While most would-be parents fully intend to meet their kids’ needs, it’s not unusual for many of them to have no clue at all about the extent of the provisions needed to truly care for and protect their offspring.
Glenn Super, and his wife, was a friend of ours. They had two young sons. Eventually, as the family breadwinner, they came to realize that his boys would be unprotected in the event of Glenn’s death.
He applied for health insurance. The physical examination revealed that Glenn had prostate cancer. He was uninsurable. When he died at 50 he left his family with very little in the way of financial security. Patti had to work while raising her kids and she depended on Glenn’s parents for help.
We have a neighbor here in San Jose. He and his wife have nine children living at home. Juan Gutierrez [name changed] has late stage leukemia and, as Christmas nears, is close to death. He has health insurance. What Juan, the sole support of his family, does not have is life insurance. It would seem that he and his wife were more involved in the numerical growth of their family than in the protection of the kids they had early on.

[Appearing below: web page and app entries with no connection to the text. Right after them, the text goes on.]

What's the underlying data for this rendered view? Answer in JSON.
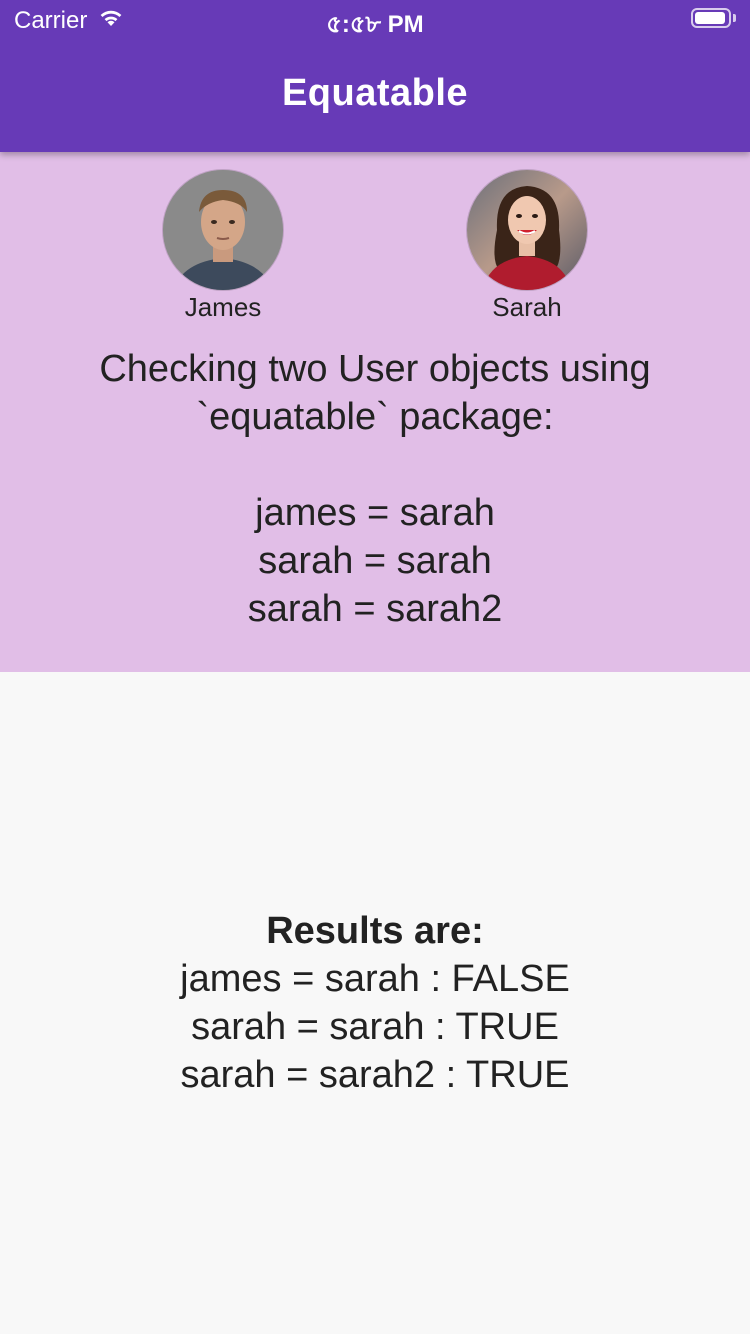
{
  "status_bar": {
    "carrier": "Carrier",
    "time": "৫:৫৮ PM",
    "battery_level": 0.95
  },
  "app_bar": {
    "title": "Equatable"
  },
  "users": [
    {
      "name": "James"
    },
    {
      "name": "Sarah"
    }
  ],
  "description": {
    "line1": "Checking two User objects using",
    "line2": "`equatable` package:",
    "comparisons": [
      "james = sarah",
      "sarah = sarah",
      "sarah = sarah2"
    ]
  },
  "results": {
    "heading": "Results are:",
    "lines": [
      "james = sarah : FALSE",
      "sarah = sarah : TRUE",
      "sarah = sarah2 : TRUE"
    ]
  },
  "colors": {
    "app_bar": "#673ab7",
    "panel": "#e1bee7",
    "background": "#f8f8f8"
  }
}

Every house in the neighborhood has received a flyer from a pair of the Gutierrez’s caring neighbors asking for assistance., food donations, dish soap, toilet paper and myriad other grocery items. It appears that Juan’s family is in such dire need that their neighbors are requesting such basic items as toilet paper, dish soap and rice to sustain them. So while Juan is in the final stages of his life, at home receiving hospice care, he and his wife are left to worry about what will become of their kids and their home.
This brings up two important issues that we discuss in our book, Enough of Us. The first is the burdens that children put upon their parents. The second is the burden parents can heap upon their kids.

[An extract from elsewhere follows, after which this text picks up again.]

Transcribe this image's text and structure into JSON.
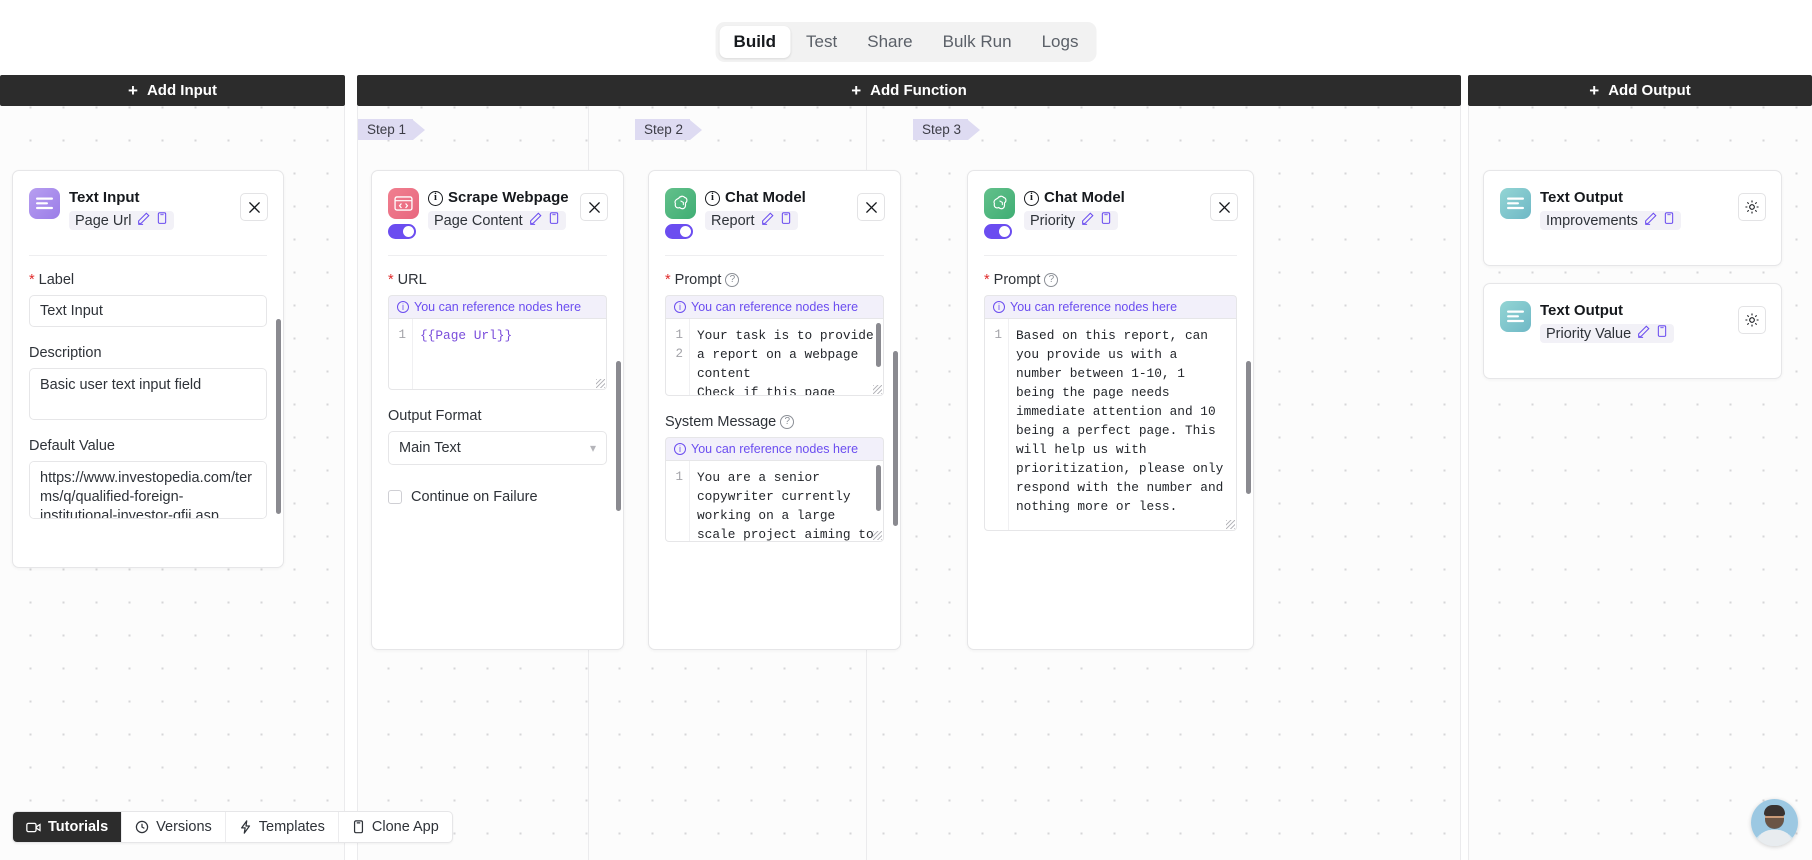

All parents should provide for the food, shelter, health and safety, education and love their children require. And these obligations include providing for unfortunate contingencies, like medical expenses or the death of a parent. How, we wonder, can people who are not able to provide life insurance for their children, have so many of them?

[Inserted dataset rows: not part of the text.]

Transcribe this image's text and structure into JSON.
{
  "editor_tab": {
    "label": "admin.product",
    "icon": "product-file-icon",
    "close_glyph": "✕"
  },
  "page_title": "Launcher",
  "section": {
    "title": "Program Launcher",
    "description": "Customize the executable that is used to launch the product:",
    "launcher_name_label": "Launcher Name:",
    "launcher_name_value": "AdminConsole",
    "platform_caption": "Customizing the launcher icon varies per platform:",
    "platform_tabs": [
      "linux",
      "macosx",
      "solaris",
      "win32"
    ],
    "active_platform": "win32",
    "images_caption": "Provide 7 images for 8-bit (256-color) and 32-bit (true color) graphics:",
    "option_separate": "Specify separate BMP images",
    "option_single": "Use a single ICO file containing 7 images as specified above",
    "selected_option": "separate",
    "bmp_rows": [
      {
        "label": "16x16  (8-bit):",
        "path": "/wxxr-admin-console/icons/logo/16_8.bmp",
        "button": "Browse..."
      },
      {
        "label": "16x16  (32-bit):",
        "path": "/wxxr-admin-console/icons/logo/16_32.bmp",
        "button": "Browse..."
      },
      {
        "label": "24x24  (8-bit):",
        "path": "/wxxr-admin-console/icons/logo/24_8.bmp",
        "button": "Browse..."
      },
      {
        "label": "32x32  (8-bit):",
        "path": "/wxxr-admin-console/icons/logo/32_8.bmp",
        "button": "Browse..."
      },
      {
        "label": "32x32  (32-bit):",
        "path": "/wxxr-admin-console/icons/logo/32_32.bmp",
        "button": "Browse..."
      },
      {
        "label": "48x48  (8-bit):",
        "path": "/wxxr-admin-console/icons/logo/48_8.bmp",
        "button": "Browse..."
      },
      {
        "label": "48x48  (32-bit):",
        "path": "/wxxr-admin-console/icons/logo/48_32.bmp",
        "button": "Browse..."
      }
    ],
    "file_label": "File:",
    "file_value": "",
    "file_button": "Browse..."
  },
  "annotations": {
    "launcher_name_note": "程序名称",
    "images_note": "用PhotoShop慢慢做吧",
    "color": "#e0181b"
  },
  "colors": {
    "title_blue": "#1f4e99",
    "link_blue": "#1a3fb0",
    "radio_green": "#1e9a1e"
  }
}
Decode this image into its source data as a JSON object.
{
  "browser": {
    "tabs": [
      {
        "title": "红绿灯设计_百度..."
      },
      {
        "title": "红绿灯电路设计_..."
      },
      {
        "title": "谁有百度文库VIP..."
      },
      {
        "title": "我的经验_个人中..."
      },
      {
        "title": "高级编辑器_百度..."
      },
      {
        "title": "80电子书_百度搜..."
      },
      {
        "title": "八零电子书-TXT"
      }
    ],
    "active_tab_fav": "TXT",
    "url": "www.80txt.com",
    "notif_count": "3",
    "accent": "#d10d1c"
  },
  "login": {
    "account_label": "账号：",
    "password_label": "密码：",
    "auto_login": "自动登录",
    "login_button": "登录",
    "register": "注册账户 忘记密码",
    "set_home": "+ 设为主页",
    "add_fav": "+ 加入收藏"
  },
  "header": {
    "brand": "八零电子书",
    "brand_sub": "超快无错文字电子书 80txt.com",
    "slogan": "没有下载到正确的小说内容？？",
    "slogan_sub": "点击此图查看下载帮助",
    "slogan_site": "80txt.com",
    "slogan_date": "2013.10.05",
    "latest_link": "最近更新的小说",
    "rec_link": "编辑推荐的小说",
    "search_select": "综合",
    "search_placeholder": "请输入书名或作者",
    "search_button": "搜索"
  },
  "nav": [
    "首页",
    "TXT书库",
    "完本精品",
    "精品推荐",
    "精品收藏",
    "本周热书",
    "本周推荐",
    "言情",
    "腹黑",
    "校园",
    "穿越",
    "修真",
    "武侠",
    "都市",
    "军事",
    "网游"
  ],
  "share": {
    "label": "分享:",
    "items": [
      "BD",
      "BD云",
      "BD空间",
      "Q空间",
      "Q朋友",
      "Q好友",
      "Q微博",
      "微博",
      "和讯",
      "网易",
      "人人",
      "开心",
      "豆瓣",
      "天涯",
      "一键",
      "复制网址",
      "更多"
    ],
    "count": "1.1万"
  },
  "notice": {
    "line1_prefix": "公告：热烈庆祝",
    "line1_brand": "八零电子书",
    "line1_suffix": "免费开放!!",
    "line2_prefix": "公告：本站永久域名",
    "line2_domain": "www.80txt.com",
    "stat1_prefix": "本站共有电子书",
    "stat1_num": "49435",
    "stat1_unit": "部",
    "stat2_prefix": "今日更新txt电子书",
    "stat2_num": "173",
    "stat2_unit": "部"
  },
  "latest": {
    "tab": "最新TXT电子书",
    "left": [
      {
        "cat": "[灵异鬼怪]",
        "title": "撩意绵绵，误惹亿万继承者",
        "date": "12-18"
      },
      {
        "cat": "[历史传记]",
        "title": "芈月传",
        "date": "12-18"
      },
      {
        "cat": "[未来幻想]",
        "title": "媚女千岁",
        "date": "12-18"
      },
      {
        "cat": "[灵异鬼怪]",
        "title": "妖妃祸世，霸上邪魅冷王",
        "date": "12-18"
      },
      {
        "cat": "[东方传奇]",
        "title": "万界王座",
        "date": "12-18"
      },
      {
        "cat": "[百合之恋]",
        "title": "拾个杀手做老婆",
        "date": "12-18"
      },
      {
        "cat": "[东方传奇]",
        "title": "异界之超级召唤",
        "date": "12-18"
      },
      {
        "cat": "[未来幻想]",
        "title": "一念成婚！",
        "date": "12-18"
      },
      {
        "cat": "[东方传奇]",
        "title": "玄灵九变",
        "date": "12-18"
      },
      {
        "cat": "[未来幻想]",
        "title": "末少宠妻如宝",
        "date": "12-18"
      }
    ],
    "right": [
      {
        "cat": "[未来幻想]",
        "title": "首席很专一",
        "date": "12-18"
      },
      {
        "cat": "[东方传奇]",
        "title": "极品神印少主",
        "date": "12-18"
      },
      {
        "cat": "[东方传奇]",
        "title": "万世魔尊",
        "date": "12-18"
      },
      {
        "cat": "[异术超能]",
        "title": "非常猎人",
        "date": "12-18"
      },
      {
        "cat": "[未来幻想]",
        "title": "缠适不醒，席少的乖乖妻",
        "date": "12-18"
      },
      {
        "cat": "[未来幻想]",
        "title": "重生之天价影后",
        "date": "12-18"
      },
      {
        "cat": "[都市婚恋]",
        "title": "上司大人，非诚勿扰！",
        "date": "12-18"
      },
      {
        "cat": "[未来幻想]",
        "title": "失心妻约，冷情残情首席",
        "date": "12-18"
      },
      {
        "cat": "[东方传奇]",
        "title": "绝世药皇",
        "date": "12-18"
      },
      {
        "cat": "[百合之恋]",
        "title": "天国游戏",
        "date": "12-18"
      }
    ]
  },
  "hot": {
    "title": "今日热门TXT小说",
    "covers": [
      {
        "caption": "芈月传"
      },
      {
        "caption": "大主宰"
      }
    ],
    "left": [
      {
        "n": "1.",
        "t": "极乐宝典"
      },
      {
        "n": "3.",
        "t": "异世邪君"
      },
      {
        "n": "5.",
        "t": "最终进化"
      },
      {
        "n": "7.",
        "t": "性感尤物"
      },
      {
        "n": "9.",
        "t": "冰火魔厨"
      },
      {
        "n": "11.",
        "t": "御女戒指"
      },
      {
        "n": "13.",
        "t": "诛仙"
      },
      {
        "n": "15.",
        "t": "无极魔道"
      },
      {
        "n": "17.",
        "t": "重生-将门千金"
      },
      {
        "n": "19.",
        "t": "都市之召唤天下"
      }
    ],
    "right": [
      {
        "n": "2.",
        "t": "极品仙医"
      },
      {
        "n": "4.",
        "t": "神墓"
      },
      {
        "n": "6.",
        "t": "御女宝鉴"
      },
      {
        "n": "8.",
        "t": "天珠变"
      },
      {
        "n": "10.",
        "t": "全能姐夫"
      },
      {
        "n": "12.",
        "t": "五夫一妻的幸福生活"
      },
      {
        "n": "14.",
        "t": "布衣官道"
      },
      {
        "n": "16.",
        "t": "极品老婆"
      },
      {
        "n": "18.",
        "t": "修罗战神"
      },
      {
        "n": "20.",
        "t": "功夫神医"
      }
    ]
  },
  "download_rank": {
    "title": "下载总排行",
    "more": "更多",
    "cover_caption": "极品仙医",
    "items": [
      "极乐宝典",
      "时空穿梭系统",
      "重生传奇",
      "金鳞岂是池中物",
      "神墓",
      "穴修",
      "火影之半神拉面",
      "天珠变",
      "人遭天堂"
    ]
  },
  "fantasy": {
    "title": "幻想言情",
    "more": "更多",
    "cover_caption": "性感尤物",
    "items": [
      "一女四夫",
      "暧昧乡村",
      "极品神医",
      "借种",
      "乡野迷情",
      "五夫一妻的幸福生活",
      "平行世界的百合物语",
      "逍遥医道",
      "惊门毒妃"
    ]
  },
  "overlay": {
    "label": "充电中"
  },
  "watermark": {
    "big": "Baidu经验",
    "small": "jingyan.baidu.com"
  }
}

It is our contention that having children is the most selfish act in which moral and ethical people indulge. We won’t go into all the reasons here. But the situation for the unfortunate Gutierrez family illustrates how even a loving family can be selfish. By not giving priority to the financial security of the children they already had, starting with the first one, they fated their kids to potentially demoralizing life situations. By, say, purchasing insurance to take care of their first three children before making a fourth, the family might now be smaller, and the kids would not be facing threats to their stability on top of dealing with the loss of their father and breadwinner.
No one should be having kids when they cannot guarantee meeting their basic necessities. It creates a burden for the parents and, especially, for their kids.